» **What you should do**
Go through the data and copy each line where the string "member" appears.

---

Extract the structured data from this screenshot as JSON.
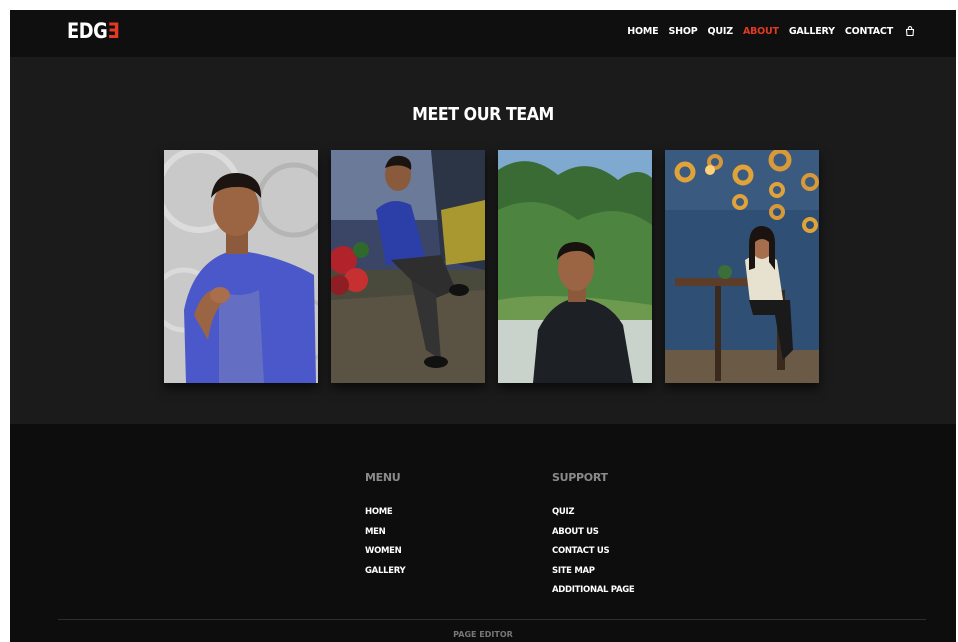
{
  "header": {
    "logo_main": "EDG",
    "logo_accent": "Ǝ",
    "nav": [
      {
        "label": "HOME"
      },
      {
        "label": "SHOP"
      },
      {
        "label": "QUIZ"
      },
      {
        "label": "ABOUT",
        "active": true
      },
      {
        "label": "GALLERY"
      },
      {
        "label": "CONTACT"
      }
    ],
    "cart_icon": "shopping-bag-icon"
  },
  "team": {
    "title": "MEET OUR TEAM",
    "photos": [
      "team-member-1",
      "team-member-2",
      "team-member-3",
      "team-member-4"
    ]
  },
  "footer": {
    "menu": {
      "heading": "MENU",
      "links": [
        "HOME",
        "MEN",
        "WOMEN",
        "GALLERY"
      ]
    },
    "support": {
      "heading": "SUPPORT",
      "links": [
        "QUIZ",
        "ABOUT US",
        "CONTACT US",
        "SITE MAP",
        "ADDITIONAL PAGE"
      ]
    },
    "credit": "PAGE EDITOR"
  },
  "colors": {
    "accent": "#e23a22",
    "header_bg": "#0f0f0f",
    "section_bg": "#1b1b1b",
    "footer_bg": "#0d0d0d"
  }
}
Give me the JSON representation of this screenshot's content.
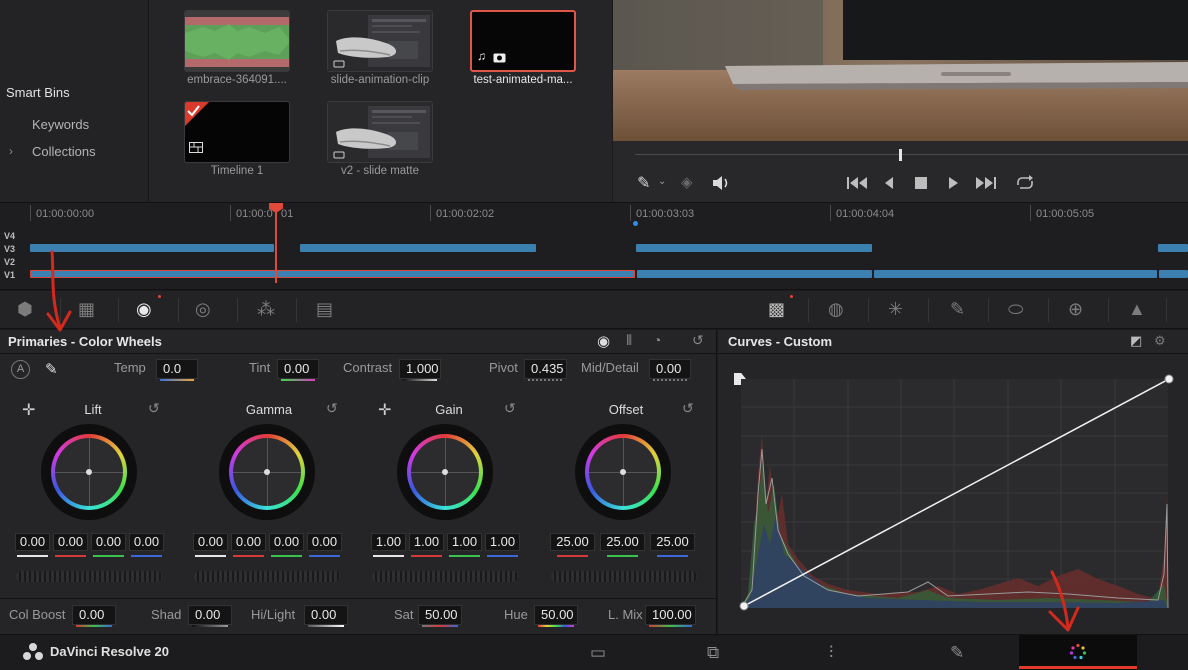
{
  "media_pool": {
    "smart_bins": "Smart Bins",
    "bin_items": [
      {
        "label": "Keywords"
      },
      {
        "label": "Collections"
      }
    ],
    "clips": [
      {
        "label": "embrace-364091....",
        "type": "audio"
      },
      {
        "label": "slide-animation-clip",
        "type": "video"
      },
      {
        "label": "test-animated-ma...",
        "type": "audio-video",
        "selected": true
      },
      {
        "label": "Timeline 1",
        "type": "timeline"
      },
      {
        "label": "v2 - slide matte",
        "type": "video"
      }
    ]
  },
  "viewer": {
    "icons": [
      "eyedropper-icon",
      "layers-icon",
      "volume-icon",
      "skip-start-icon",
      "step-back-icon",
      "stop-icon",
      "play-icon",
      "skip-end-icon",
      "loop-icon"
    ]
  },
  "timeline": {
    "timecodes": [
      "01:00:00:00",
      "01:00:0",
      "01",
      "01:00:02:02",
      "01:00:03:03",
      "01:00:04:04",
      "01:00:05:05"
    ],
    "tracks": [
      "V4",
      "V3",
      "V2",
      "V1"
    ]
  },
  "primaries": {
    "title": "Primaries - Color Wheels",
    "params_top": [
      {
        "label": "Temp",
        "value": "0.0"
      },
      {
        "label": "Tint",
        "value": "0.00"
      },
      {
        "label": "Contrast",
        "value": "1.000"
      },
      {
        "label": "Pivot",
        "value": "0.435"
      },
      {
        "label": "Mid/Detail",
        "value": "0.00"
      }
    ],
    "wheels": [
      {
        "title": "Lift",
        "values": [
          "0.00",
          "0.00",
          "0.00",
          "0.00"
        ]
      },
      {
        "title": "Gamma",
        "values": [
          "0.00",
          "0.00",
          "0.00",
          "0.00"
        ]
      },
      {
        "title": "Gain",
        "values": [
          "1.00",
          "1.00",
          "1.00",
          "1.00"
        ]
      },
      {
        "title": "Offset",
        "values": [
          "25.00",
          "25.00",
          "25.00"
        ]
      }
    ],
    "params_bottom": [
      {
        "label": "Col Boost",
        "value": "0.00"
      },
      {
        "label": "Shad",
        "value": "0.00"
      },
      {
        "label": "Hi/Light",
        "value": "0.00"
      },
      {
        "label": "Sat",
        "value": "50.00"
      },
      {
        "label": "Hue",
        "value": "50.00"
      },
      {
        "label": "L. Mix",
        "value": "100.00"
      }
    ],
    "auto_label": "A"
  },
  "curves": {
    "title": "Curves - Custom"
  },
  "bottom_bar": {
    "brand": "DaVinci Resolve 20",
    "pages": [
      "media-page-icon",
      "edit-page-icon",
      "fairlight-page-icon",
      "fusion-page-icon",
      "color-page-icon"
    ],
    "active_page": "color-page-icon"
  },
  "colors": {
    "accent_red": "#e03a2a",
    "clip_blue": "#3c7fb1",
    "playhead": "#e04a3a"
  }
}
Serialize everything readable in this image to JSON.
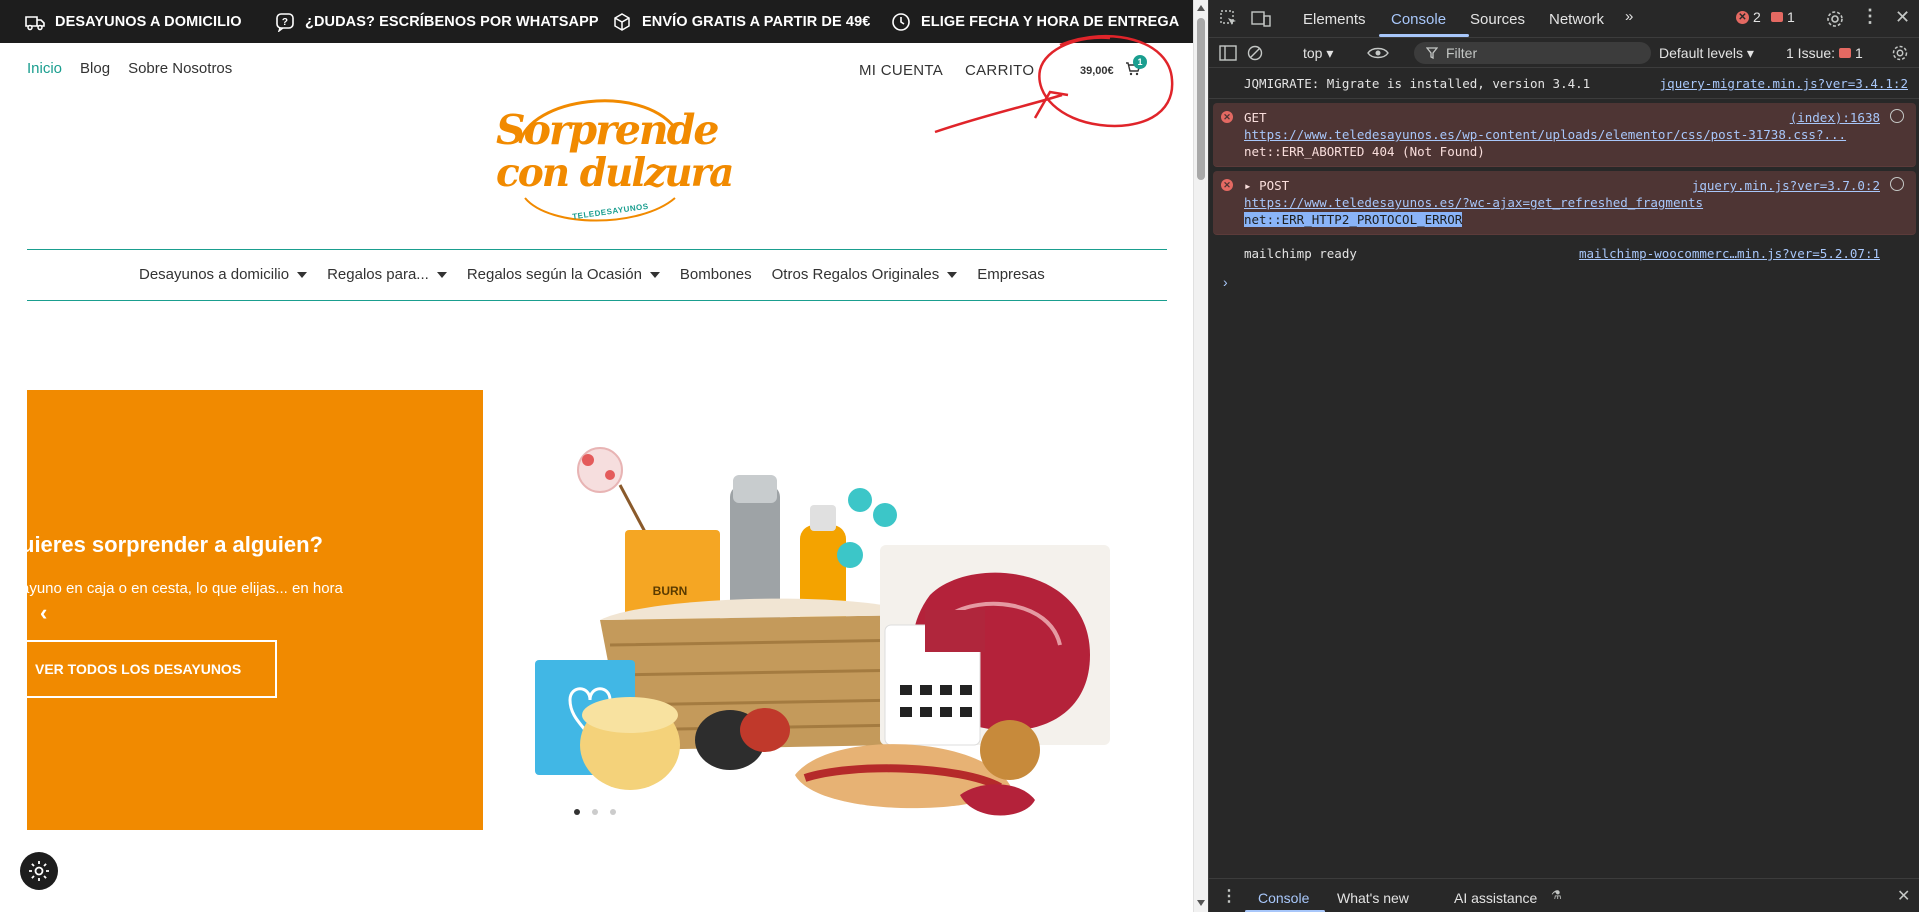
{
  "site": {
    "topbar": [
      {
        "label": "DESAYUNOS A DOMICILIO",
        "icon": "delivery-truck-icon"
      },
      {
        "label": "¿DUDAS? ESCRÍBENOS POR WHATSAPP",
        "icon": "question-bubble-icon"
      },
      {
        "label": "ENVÍO GRATIS A PARTIR DE 49€",
        "icon": "box-icon"
      },
      {
        "label": "ELIGE FECHA Y HORA DE ENTREGA",
        "icon": "clock-icon"
      }
    ],
    "header_links": [
      "Inicio",
      "Blog",
      "Sobre Nosotros"
    ],
    "mi_cuenta": "MI CUENTA",
    "carrito": "CARRITO",
    "cart_total": "39,00€",
    "cart_count": "1",
    "logo": {
      "line1": "Sorprende",
      "line2": "con dulzura",
      "sub": "TELEDESAYUNOS",
      "color": "#f18a00"
    },
    "nav": [
      {
        "label": "Desayunos a domicilio",
        "dropdown": true
      },
      {
        "label": "Regalos para...",
        "dropdown": true
      },
      {
        "label": "Regalos según la Ocasión",
        "dropdown": true
      },
      {
        "label": "Bombones",
        "dropdown": false
      },
      {
        "label": "Otros Regalos Originales",
        "dropdown": true
      },
      {
        "label": "Empresas",
        "dropdown": false
      }
    ],
    "hero": {
      "title": "uieres sorprender a alguien?",
      "subtitle": "ayuno en caja o en cesta, lo que elijas... en hora",
      "button": "VER TODOS LOS DESAYUNOS",
      "prev_arrow": "‹",
      "next_arrow": "›",
      "slide_count": 3,
      "active_slide": 1
    },
    "accent": "#1a9e8f"
  },
  "devtools": {
    "tabs": [
      "Elements",
      "Console",
      "Sources",
      "Network"
    ],
    "active_tab": "Console",
    "error_count": "2",
    "issue_count": "1",
    "context": "top",
    "filter_placeholder": "Filter",
    "levels": "Default levels",
    "issues_label": "1 Issue:",
    "issues_count": "1",
    "messages": [
      {
        "type": "log",
        "text": "JQMIGRATE: Migrate is installed, version 3.4.1",
        "source": "jquery-migrate.min.js?ver=3.4.1:2"
      },
      {
        "type": "error",
        "method": "GET",
        "url": "https://www.teledesayunos.es/wp-content/uploads/elementor/css/post-31738.css?...",
        "detail": "net::ERR_ABORTED 404 (Not Found)",
        "source": "(index):1638"
      },
      {
        "type": "error",
        "method": "POST",
        "url": "https://www.teledesayunos.es/?wc-ajax=get_refreshed_fragments",
        "detail": "net::ERR_HTTP2_PROTOCOL_ERROR",
        "source": "jquery.min.js?ver=3.7.0:2"
      },
      {
        "type": "log",
        "text": "mailchimp ready",
        "source": "mailchimp-woocommerc…min.js?ver=5.2.07:1"
      }
    ],
    "drawer_tabs": [
      "Console",
      "What's new",
      "AI assistance"
    ]
  }
}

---

» **Response below**
      "team-member-1",
      "team-member-2",
      "team-member-3",
      "team-member-4"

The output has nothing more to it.